1. Check Business Credit Agency Databases
Business credit agencies act as the gate keepers for your score, compiling the data that is used to determine your score and providing that score to you or potential lenders, vendors, etc. For that reason, Gerri Detweiler, the Educational Director as Nav.com, suggests that those looking to build their credit scores first check with agencies like Dun & Bradstreet (D&B) or Experian, to see if their business is already in the database.
To do that, you can go directly to the reporting agency’s website, or you can sign up for a Nav account, which will give you access to information from multiple reporting agencies.
If you are listed, then your next move would be to make sure that you have a few accounts reporting your payment history. Detweiler recommends having at least three active account, in good standing and that meet the requirements of D&B.
If you aren’t listed, that’s OK. There are a few ways you can fix that. One is to register your business with D&B to receive a DUNS number. Additionally, you can open a business credit card and/or vendor account, both of which are discussed below.
2. Open a Business Credit Card
If you don’t have credit, or if you need to improve your business credit, you will need to begin to build credit by showing a history of responsible payment activity. Qualifying for and paying back a loan is a great way to do that, but it’s not always feasible if your credit profile isn’t up to par.
That said, a business credit card can offer you the same opportunity, and in many cases, your personal credit score can or will be factored in. If you have good credit, you’re more likely to get approved and secure a reasonable rate. Once you open the account, keep it active and in good standing by using it and regularly paying your bill.
3. Work with Vendors
A credit card isn’t the only way to build credit. Sparking up relationship with a vendor, or three, will also help build credit. To do this, look for lenders that offer a “buy now, pay later” option and that report to the major credit reporting agencies.
Gerri Detweiler suggests looking into possible partnerships with vendors like Grainger, Quill, and Uline, all of which report to the credit agencies, and, even better, don’t require you to enter your social security number, meaning your personal credit won’t be considered.
4. Pay on Time (or Early)
Paying on time is essential to building good business credit. Not doing so can leave nasty blemishes on your report. For that reason, it’s worth considering auto payments or scheduling payments ahead of time, even if it’s for the minimum amount due.
However, if you can afford to pay early, then consider doing so. Not only will this negate the risk of late payments (obviously), but it can decrease the amount paid in interest, increase your available credit, and positively impact your credit score.
5. Make Your Business Legally & Financially Independent
This may not directly impact your credit, but it can help make your business more attractive to lenders.

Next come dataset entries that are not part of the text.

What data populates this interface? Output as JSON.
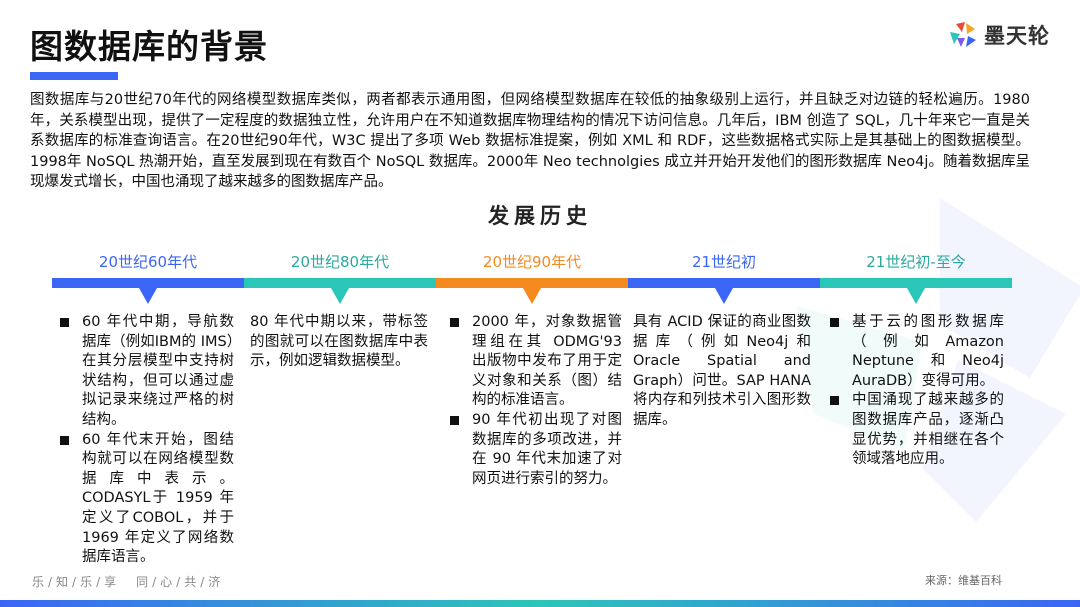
{
  "header": {
    "title": "图数据库的背景",
    "logo_text": "墨天轮"
  },
  "intro": "图数据库与20世纪70年代的网络模型数据库类似，两者都表示通用图，但网络模型数据库在较低的抽象级别上运行，并且缺乏对边链的轻松遍历。1980年，关系模型出现，提供了一定程度的数据独立性，允许用户在不知道数据库物理结构的情况下访问信息。几年后，IBM 创造了 SQL，几十年来它一直是关系数据库的标准查询语言。在20世纪90年代，W3C 提出了多项 Web 数据标准提案，例如 XML 和 RDF，这些数据格式实际上是其基础上的图数据模型。1998年 NoSQL 热潮开始，直至发展到现在有数百个 NoSQL 数据库。2000年 Neo technolgies 成立并开始开发他们的图形数据库 Neo4j。随着数据库呈现爆发式增长，中国也涌现了越来越多的图数据库产品。",
  "timeline": {
    "title": "发展历史",
    "eras": [
      {
        "label": "20世纪60年代",
        "color": "#3b66f5",
        "label_color": "#3b66f5"
      },
      {
        "label": "20世纪80年代",
        "color": "#2cc6b9",
        "label_color": "#2aa99f"
      },
      {
        "label": "20世纪90年代",
        "color": "#f58a1f",
        "label_color": "#f58a1f"
      },
      {
        "label": "21世纪初",
        "color": "#3b66f5",
        "label_color": "#3b66f5"
      },
      {
        "label": "21世纪初-至今",
        "color": "#2cc6b9",
        "label_color": "#2aa99f"
      }
    ]
  },
  "columns": {
    "c1": {
      "items": [
        "60 年代中期，导航数据库（例如IBM的 IMS）在其分层模型中支持树状结构，但可以通过虚拟记录来绕过严格的树结构。",
        "60 年代末开始，图结构就可以在网络模型数据库中表示。CODASYL于 1959 年定义了COBOL，并于 1969 年定义了网络数据库语言。"
      ]
    },
    "c2": {
      "text": "80 年代中期以来，带标签的图就可以在图数据库中表示，例如逻辑数据模型。"
    },
    "c3": {
      "items": [
        "2000 年，对象数据管理组在其 ODMG'93 出版物中发布了用于定义对象和关系（图）结构的标准语言。",
        "90 年代初出现了对图数据库的多项改进，并在 90 年代末加速了对网页进行索引的努力。"
      ]
    },
    "c4": {
      "text": "具有 ACID 保证的商业图数据库（例如Neo4j和 Oracle Spatial and Graph）问世。SAP HANA将内存和列技术引入图形数据库。"
    },
    "c5": {
      "items": [
        "基于云的图形数据库（例如Amazon Neptune和Neo4j AuraDB）变得可用。",
        "中国涌现了越来越多的图数据库产品，逐渐凸显优势，并相继在各个领域落地应用。"
      ]
    }
  },
  "footer": {
    "slogan": "乐/知/乐/享　同/心/共/济",
    "source": "来源：维基百科"
  }
}
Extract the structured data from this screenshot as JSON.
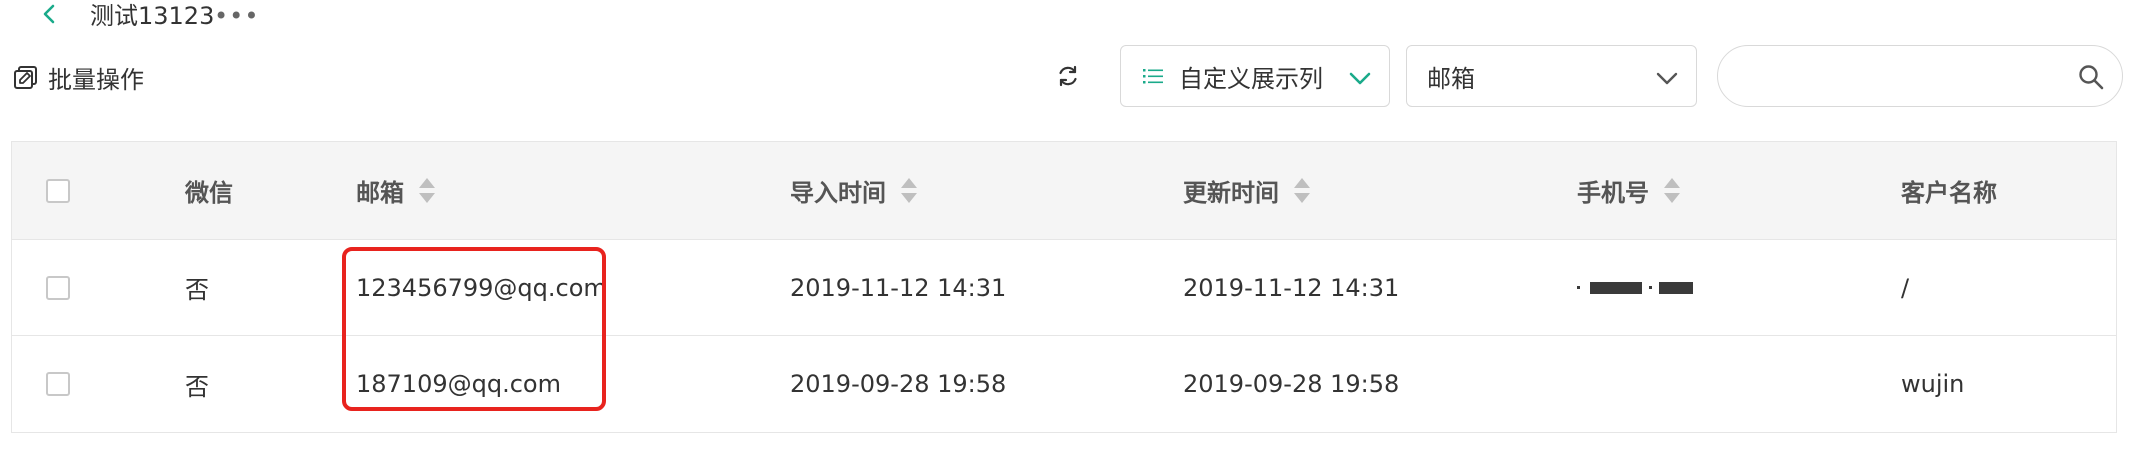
{
  "header": {
    "title": "测试13123",
    "more": "•••"
  },
  "toolbar": {
    "batch_label": "批量操作",
    "custom_columns_label": "自定义展示列",
    "field_select_value": "邮箱",
    "search_placeholder": ""
  },
  "table": {
    "columns": [
      "微信",
      "邮箱",
      "导入时间",
      "更新时间",
      "手机号",
      "客户名称"
    ],
    "rows": [
      {
        "wechat": "否",
        "email": "123456799@qq.com",
        "import_time": "2019-11-12 14:31",
        "update_time": "2019-11-12 14:31",
        "phone": "(redacted)",
        "customer_name": "/"
      },
      {
        "wechat": "否",
        "email": "187109@qq.com",
        "import_time": "2019-09-28 19:58",
        "update_time": "2019-09-28 19:58",
        "phone": "",
        "customer_name": "wujin"
      }
    ]
  },
  "colors": {
    "accent": "#1aaa8a",
    "highlight": "#e8231e",
    "header_bg": "#f5f5f5"
  },
  "icons": [
    "back-arrow-icon",
    "more-icon",
    "batch-edit-icon",
    "refresh-icon",
    "list-icon",
    "chevron-down-icon",
    "search-icon",
    "sort-icon"
  ]
}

And, when lenders are more eager to do business with you, you’ll have access to more financing options and better rates. Combined, those things frequently translate into more manageable debt/repayment terms, both of which will allow you to build a good credit score.

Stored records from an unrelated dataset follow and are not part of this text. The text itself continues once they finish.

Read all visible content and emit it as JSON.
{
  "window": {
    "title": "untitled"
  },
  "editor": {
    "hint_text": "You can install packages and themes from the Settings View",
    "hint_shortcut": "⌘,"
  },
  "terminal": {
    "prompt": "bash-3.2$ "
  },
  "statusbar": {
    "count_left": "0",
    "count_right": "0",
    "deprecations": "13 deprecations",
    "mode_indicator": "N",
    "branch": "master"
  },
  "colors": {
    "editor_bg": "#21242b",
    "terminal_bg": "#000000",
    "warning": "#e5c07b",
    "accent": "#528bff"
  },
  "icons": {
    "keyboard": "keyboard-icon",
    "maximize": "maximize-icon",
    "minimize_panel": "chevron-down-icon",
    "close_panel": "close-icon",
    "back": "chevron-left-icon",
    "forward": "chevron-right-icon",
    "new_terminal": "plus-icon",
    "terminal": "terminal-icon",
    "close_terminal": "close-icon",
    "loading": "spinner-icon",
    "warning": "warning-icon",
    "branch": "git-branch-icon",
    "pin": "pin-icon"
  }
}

Here, there are two major considerations at play. The first is your business as a legal entity. Some business owners, particularly in the beginning, are temped to operate as a sole proprietorship, and while that does have its advantages, it’s not always favored by lenders (or safe for your personal affairs).
Corporate structures, like LLCs and S-Corps separate your business from your personal assets (always a plus), and many lenders want to see that a potential business borrower has an official business structure before moving forward with any financing opportunities.

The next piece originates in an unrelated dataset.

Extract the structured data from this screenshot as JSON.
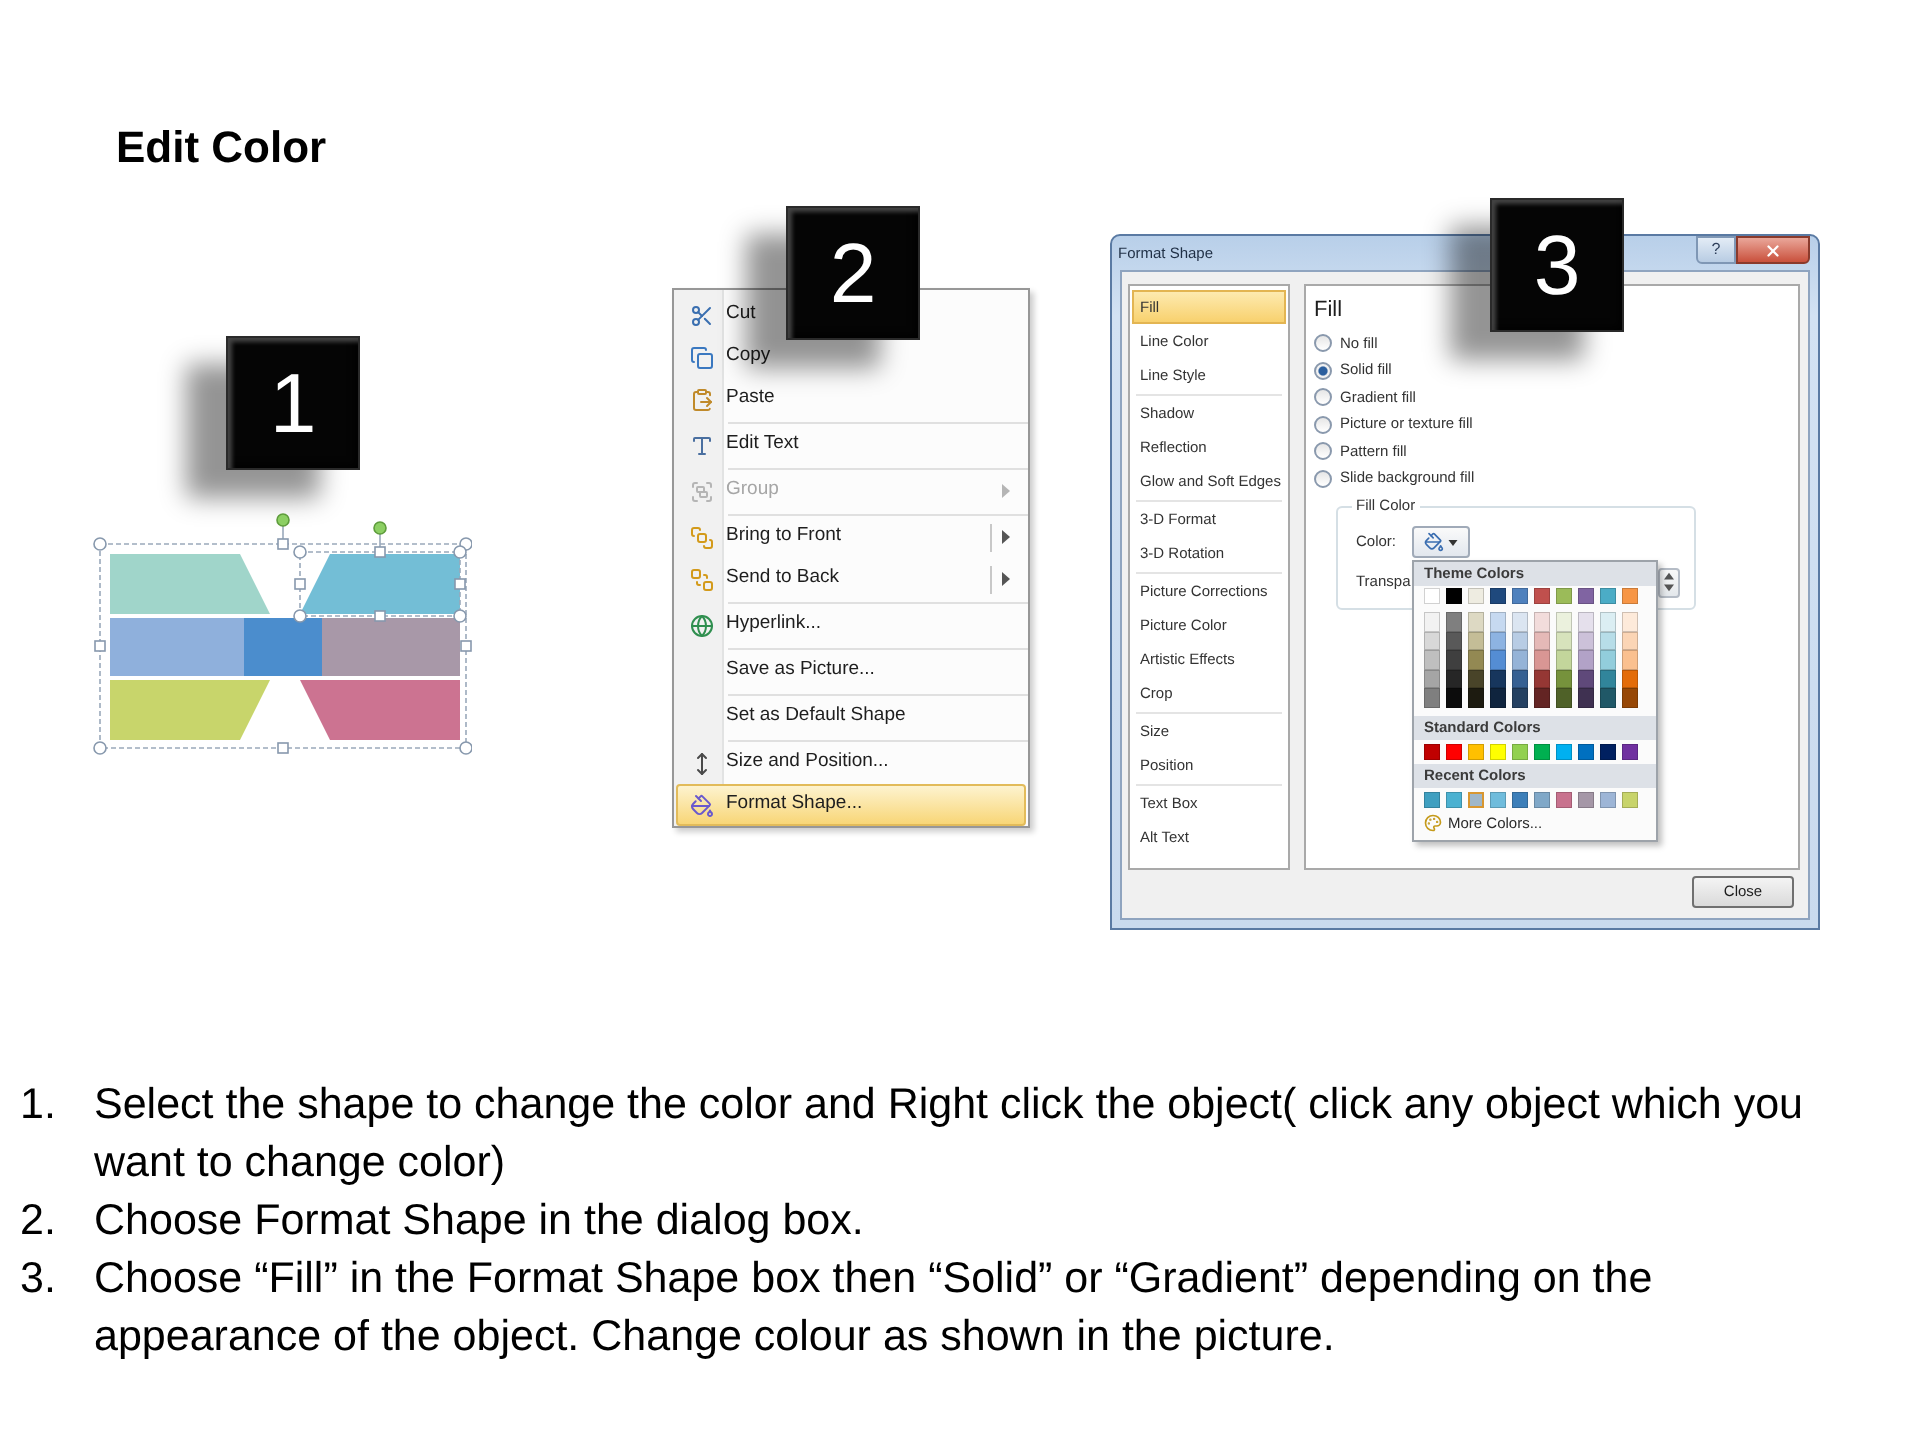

In addition to legally separating your business from your personal financial and tax obligations, it’s also wise to open up a bank account that is in the name of your business. This will come in handy when lenders want to get a better picture of your financial history, and it can also help you manage your finances without having personal spending mudding the waters.
6. Have Patience
On a final note, as you start to build your business credit, patience will be a key virtue. While a quick sprint in the early stages of your efforts can lay a great foundation for the future, when it comes down to it, this is a slow and steady race.
“Don’t be surprised if it takes two to three months to see the fruits of your efforts,” Detweiler said. Business credit card activity can take between 30 and 60 days to report, and vendor activity can take anywhere between 60 and 90 days.
That may seem discouraging, but take heart in knowing that not all business owners make a gallant effort at building a solid foundation, meaning if you stay the course and make the effort, you’re putting you and your business at the front of the pack.